    Snow Leopards, in a genus of their own, are endangered big cats. They inhabit rugged, mountainous terrain, in 12 range States - Afghanistan, Bhutan, China, India, Kazakhstan, Kyrgyzstan, Mongolia, Nepal, Pakistan, the Russian Federation, Tajikistan and Uzbekistan. There are regional differences in prey, but the cats’ natural prey includes ungulates and rodents. The global population of Snow Leopards is estimated to be between about 4000 and 7000, but sharp declines in populations have been reported over the past decade from parts of the species’s range. High levels of hunting for the animals’ skins and for live animals, for zoos, during the last century contributed to the species’s endangered status and, from the 1970s, legal measures were taken for its protection. In 1975, the species was listed in Appendix I of CITES (the Convention on International Trade in Endangered Species of Fauna and Flora) and in 1985 it became an Appendix-I species of the Convention of Migratory Species. It has been accorded nation-wide legal protection in almost every range State, in some cases since the 1970s. In spite of such provision, Snow Leopards have been hunted during the 1990s in numbers as high as at any time in the past and this killing continues in the present century.

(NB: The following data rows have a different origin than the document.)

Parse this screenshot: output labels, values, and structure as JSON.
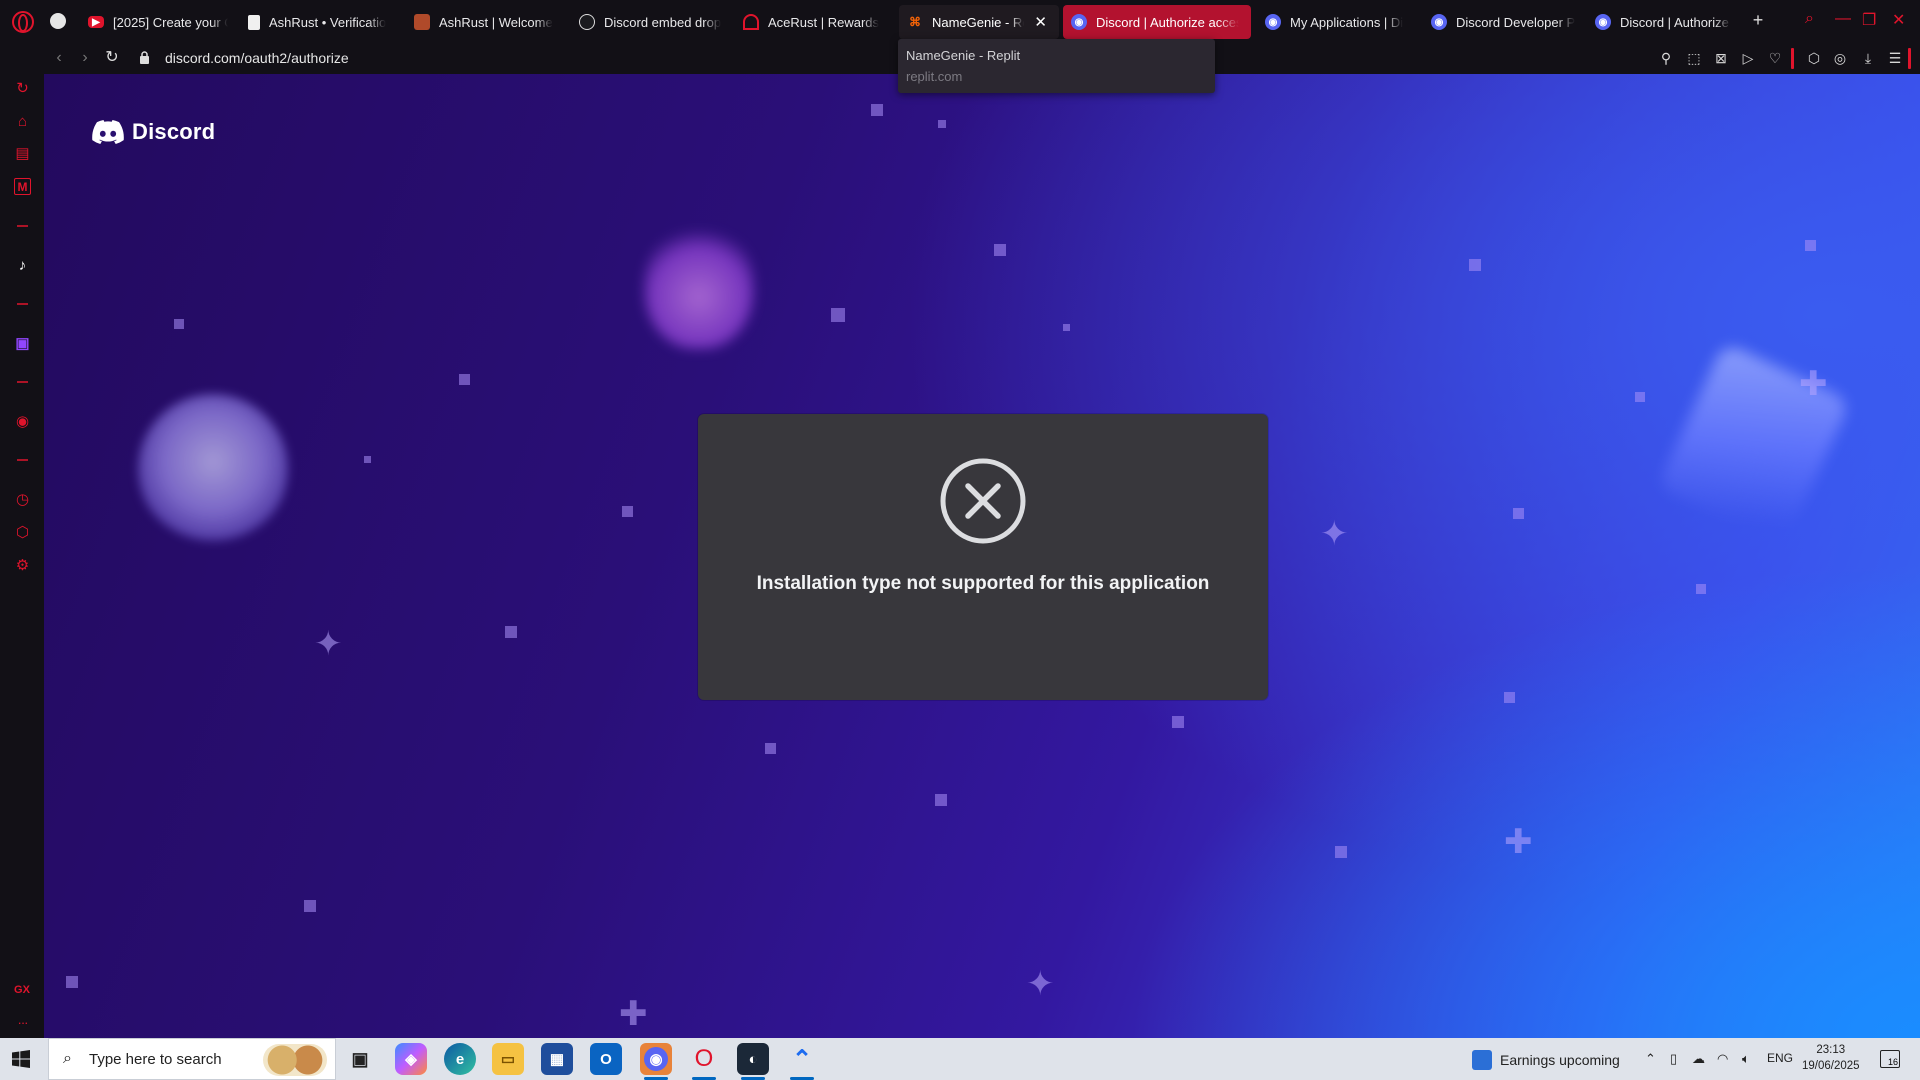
{
  "browser": {
    "tabs": [
      {
        "label": "[2025] Create your O",
        "favicon": "youtube-icon",
        "color": "#e0142c"
      },
      {
        "label": "AshRust • Verificatio",
        "favicon": "document-icon",
        "color": "#ffffff"
      },
      {
        "label": "AshRust | Welcome",
        "favicon": "ashrust-icon",
        "color": "#e06030"
      },
      {
        "label": "Discord embed drop",
        "favicon": "github-icon",
        "color": "#dddddd"
      },
      {
        "label": "AceRust | Rewards",
        "favicon": "acerust-icon",
        "color": "#e0142c"
      },
      {
        "label": "NameGenie - Re",
        "favicon": "replit-icon",
        "color": "#f26207"
      },
      {
        "label": "Discord | Authorize acces",
        "favicon": "discord-icon",
        "color": "#5865f2"
      },
      {
        "label": "My Applications | Di",
        "favicon": "discord-icon",
        "color": "#5865f2"
      },
      {
        "label": "Discord Developer P",
        "favicon": "discord-icon",
        "color": "#5865f2"
      },
      {
        "label": "Discord | Authorize a",
        "favicon": "discord-icon",
        "color": "#5865f2"
      }
    ],
    "url": "discord.com/oauth2/authorize",
    "tooltip": {
      "title": "NameGenie - Replit",
      "domain": "replit.com"
    },
    "accent": "#e0142c"
  },
  "page": {
    "brand": "Discord",
    "error_message": "Installation type not supported for this application",
    "modal_color": "#38373c"
  },
  "sidebar": {
    "items": [
      "aria-icon",
      "cart-icon",
      "history-icon",
      "mail-icon",
      "sep",
      "tiktok-icon",
      "sep",
      "twitch-icon",
      "sep",
      "player-icon",
      "sep",
      "clock-icon",
      "extensions-icon",
      "settings-icon"
    ],
    "bottom_label": "GX",
    "more": "···"
  },
  "taskbar": {
    "search_placeholder": "Type here to search",
    "news": "Earnings upcoming",
    "lang": "ENG",
    "time": "23:13",
    "date": "19/06/2025",
    "notifications": "16"
  }
}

    Several factors are adversely affecting Snow Leopards throughout their range. These factors show regional variation and are sometimes inter-connected. The picture that emerges shows that the species is menaced primarily by direct, intentional killing and loss of wild prey, with habitat fragmentation and accidental trapping or poisoning as secondary threats. Direct killing of Snow Leopards is driven by two main objectives: the desire to protect domestic livestock from predating cats and the desire to trade in the animal or its parts, but the two objectives cannot always be separated entirely. The cost of livestock loss can be very great and herders are often driven to kill Snow Leopards, either following an attack on livestock, or to prevent future attacks. However, herders are likely to try and sell Snow Leopard parts whenever the opportunity arises, so that, even where trade was not the primary incentive for killing, it is usually the end result. Generally speaking, conflict with herders is seen as the main threat to Snow Leopards in the Himalayan region of their range and in the Karakorum and Hindu Kush mountains, while killing for trade is the prominent threat in the central Asian region and northern part of the species’s range - in the Chinese Altai and Tien Shan mountains, Mongolia and the Russian Federation. There are indications that both types of threat - that resulting from conflict with herders and that arising from the incentive to trade in Snow Leopard body parts - have increased in recent years. Loss of natural prey is a threat to the species throughout its range, sometimes caused by competition for grazing with domestic livestock or by unmanaged hunting by humans. These pressures on wild prey can drive Snow Leopards to seek alternative prey among domestic stock, and so lead to resentment and killing of the cats by herders.

    These threats have been the subject of extensive study and this report draws on the findings of such research. Additionally, original surveys of trade in Snow Leopards, were conducted, especially for this project, in Mongolia and Pakistan, and information was collected by consultants in India and the Russian Federation during 2002. The results clearly show that Snow Leopards and their parts are traded in all range States, with the possible exception of Bhutan. In the large majority of cases, this trade is illegal.

    iv FADING FOOTPRINTS: the killing and trade of Snow Leopards

  • Although it is difficult to assess the present-day scale of trade, a growth in Snow Leopard hunting specifically for trade is reported from central Asian range States and the Russian Federation, in particular, since political and economic instability was ushered in by the dissolution of the Soviet Union at the beginning of the 1990s.

    Pelts appear to be t